Instructions for the task: Which lines of the records contain the word "Undo"? Copy each one.

----- Source data -----

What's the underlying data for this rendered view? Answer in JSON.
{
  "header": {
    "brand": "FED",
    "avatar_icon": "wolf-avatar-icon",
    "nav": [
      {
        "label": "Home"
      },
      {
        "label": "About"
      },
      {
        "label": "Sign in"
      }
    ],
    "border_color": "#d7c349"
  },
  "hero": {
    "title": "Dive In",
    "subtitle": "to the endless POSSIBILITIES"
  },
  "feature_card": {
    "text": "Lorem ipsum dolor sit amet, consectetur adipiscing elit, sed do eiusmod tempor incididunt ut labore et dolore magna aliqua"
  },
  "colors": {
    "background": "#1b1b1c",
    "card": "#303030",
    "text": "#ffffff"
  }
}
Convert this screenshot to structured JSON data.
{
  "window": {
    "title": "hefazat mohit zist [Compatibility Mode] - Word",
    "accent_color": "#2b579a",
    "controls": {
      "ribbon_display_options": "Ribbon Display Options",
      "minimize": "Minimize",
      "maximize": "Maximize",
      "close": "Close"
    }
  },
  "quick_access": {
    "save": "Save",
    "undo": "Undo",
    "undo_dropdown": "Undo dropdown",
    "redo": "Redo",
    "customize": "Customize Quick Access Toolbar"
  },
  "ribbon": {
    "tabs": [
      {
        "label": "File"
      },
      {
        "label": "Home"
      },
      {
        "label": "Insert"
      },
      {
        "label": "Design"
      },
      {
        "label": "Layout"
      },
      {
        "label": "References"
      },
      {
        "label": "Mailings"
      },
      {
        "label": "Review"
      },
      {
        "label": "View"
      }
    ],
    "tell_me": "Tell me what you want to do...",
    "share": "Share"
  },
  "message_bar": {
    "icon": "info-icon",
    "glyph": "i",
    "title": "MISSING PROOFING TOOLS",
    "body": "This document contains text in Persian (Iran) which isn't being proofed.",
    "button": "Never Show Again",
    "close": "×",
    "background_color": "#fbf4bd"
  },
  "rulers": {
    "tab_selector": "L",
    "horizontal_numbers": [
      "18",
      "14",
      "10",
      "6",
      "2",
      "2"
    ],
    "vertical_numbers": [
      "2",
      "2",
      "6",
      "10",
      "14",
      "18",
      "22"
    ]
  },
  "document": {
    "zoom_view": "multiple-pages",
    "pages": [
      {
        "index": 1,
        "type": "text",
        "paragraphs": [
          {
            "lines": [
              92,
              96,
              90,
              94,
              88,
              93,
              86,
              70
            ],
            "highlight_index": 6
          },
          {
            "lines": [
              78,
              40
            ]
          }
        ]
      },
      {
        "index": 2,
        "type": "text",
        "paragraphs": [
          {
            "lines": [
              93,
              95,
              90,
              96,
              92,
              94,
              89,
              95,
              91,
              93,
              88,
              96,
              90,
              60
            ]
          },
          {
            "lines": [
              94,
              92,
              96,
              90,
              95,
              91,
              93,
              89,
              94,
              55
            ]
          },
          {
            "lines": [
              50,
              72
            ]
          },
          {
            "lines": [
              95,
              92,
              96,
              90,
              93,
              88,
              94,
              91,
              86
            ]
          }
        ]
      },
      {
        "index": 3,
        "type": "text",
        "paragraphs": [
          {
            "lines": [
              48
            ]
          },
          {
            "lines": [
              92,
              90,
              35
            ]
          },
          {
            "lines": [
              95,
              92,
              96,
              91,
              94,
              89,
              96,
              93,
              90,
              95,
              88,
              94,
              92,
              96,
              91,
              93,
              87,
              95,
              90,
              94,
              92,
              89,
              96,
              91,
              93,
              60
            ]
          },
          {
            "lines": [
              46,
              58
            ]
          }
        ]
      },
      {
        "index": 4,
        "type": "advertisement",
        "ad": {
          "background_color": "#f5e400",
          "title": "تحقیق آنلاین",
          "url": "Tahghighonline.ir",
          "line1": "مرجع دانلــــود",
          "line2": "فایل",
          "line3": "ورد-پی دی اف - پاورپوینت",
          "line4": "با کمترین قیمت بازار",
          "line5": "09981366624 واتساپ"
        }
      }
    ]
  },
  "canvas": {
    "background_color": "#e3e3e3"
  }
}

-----

Exercise answer:
    "undo": "Undo",
    "undo_dropdown": "Undo dropdown",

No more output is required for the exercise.